    Linux's founder appreciates what the GNU General Public License has given Linux, but he doesn't appreciate how some open-source lawyers are trying to enforce it in court.
  • Linus Torvalds reflects on 25 years of Linux
    LinuxCon North America concluded in Toronto, Canada on August 25th, the day Linux was celebrating its 25th anniversary. Linus Torvalds, the creator of Linux, and Dirk Hohndel, VP and chief of open source at VMware, sat down for a conversation at the event and reflected upon the past 25 years. Here are some of the highlights of that conversation.
  • 6 things you should know from Linux's first 25 years
    Red Hat was founded in 1993, two years after Linux was announced and the company has been one of the top contributors to Linux. There is a symbiotic relationship between the company and the project. Whitehurst pointed out that it’s hard to talk about the history of Red Hat without talking about Linux and vice versa.
  • There Is Talk Of Resuming OpenChrome VIA KMS/DRM Driver Development

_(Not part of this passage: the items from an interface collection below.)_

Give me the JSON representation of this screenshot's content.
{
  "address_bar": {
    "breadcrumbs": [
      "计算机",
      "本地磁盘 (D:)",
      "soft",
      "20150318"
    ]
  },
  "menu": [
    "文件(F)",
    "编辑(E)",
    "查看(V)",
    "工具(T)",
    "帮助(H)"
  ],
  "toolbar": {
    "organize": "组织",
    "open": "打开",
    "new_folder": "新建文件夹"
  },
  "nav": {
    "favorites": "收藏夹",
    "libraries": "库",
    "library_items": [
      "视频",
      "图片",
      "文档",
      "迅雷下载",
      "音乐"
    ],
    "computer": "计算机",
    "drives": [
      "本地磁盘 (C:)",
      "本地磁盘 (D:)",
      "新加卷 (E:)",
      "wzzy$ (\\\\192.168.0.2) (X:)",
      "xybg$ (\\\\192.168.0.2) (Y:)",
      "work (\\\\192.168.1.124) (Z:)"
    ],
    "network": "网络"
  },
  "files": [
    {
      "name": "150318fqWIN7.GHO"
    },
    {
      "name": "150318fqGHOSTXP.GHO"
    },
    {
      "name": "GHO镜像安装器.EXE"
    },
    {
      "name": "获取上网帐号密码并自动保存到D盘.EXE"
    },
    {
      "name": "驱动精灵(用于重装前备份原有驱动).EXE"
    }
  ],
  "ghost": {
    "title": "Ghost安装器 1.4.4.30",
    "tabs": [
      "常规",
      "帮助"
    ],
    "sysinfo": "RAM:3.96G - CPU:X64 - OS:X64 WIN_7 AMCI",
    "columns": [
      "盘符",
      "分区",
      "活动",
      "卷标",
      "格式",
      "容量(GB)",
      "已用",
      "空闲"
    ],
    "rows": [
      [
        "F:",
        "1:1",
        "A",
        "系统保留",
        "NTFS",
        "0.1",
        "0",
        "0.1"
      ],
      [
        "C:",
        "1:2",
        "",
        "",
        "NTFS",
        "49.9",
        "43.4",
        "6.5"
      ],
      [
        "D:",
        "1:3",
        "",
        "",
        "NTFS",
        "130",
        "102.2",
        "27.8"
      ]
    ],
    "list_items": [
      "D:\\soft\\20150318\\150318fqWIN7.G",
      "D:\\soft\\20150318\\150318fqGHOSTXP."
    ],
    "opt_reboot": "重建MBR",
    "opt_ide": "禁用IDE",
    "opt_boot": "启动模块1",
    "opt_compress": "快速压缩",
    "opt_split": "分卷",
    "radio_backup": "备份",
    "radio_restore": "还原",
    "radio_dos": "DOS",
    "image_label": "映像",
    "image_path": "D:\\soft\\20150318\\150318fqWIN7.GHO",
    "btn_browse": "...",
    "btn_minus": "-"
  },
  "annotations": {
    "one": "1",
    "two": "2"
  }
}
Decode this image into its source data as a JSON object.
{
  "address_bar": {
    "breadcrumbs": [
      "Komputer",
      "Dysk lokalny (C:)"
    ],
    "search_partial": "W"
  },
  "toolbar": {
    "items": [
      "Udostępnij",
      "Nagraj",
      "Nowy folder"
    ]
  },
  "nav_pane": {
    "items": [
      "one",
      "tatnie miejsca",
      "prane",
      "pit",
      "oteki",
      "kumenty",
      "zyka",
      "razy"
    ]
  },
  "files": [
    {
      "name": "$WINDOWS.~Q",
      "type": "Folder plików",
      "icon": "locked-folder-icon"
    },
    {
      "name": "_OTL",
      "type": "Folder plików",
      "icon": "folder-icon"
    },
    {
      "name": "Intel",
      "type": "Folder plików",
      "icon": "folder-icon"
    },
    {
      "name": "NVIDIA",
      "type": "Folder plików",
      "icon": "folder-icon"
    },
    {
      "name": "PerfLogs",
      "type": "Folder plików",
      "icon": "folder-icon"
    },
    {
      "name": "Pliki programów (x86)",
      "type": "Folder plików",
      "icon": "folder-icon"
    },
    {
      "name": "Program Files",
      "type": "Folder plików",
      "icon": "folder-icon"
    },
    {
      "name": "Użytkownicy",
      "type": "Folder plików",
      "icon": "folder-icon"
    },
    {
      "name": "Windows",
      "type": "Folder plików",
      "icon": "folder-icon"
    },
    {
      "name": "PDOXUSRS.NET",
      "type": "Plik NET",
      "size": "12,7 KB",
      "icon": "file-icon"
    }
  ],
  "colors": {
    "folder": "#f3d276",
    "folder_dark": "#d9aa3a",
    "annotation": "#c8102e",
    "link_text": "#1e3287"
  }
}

    Two or so years back or so it was looking hopeful that the mainline Linux kernel would finally have a proper VIA DRM/KMS driver for the unfortunate ones still have VIA x86 hardware and using the integrated graphics. However, that work was ultimately abandoned but there is talk of it being restored.

Security News

  • New FairWare Ransomware targeting Linux Computers [Ed: probably just a side effect of keeping servers unpatched]
    A new attack called FaireWare Ransomware is targeting Linux users where the attackers hack a Linux server, delete the web folder, and then demand a ransom payment of two bitcoins to get their files back. In this attack, the attackers most likely do not encrypt the files, and if they do retain the files, probably just upload it to a server under their control.
  • How do we explain email to an "expert"?
    This has been a pretty wild week, more wild than usual I think we can all agree. The topic I found the most interesting wasn't about one of the countless 0day flaws, it was a story from Slate titled: In Praise of the Private Email Server The TL;DR says running your own email server is a great idea. Almost everyone came out proclaiming it a terrible idea. I agree it's a terrible idea, but this also got me thinking. How do you explain this to someone who doesn't really understand what's going on? There are three primary groups of people. 1) People who know they know nothing 2) People who think they're experts 3) People who are actually experts
  • Why the term “zero day” needs to be in your brand’s cybersecurity vocabulary
    Linux is “open source” which means anyone can look at the code and point out flaws. In that sense, I’d say Linus Torvalds doesn’t have to be as omniscient as Tim Cook. Linux source code isn’t hidden behind closed doors. My understanding is, all the Linux code is out there for anyone to see, naked for anyone to scrutinize, which is why certain countries feel safer using it–there’s no hidden agenda or secret “back door” lurking in the shadows. Does that mean Android phones are safer? That’s up for debate.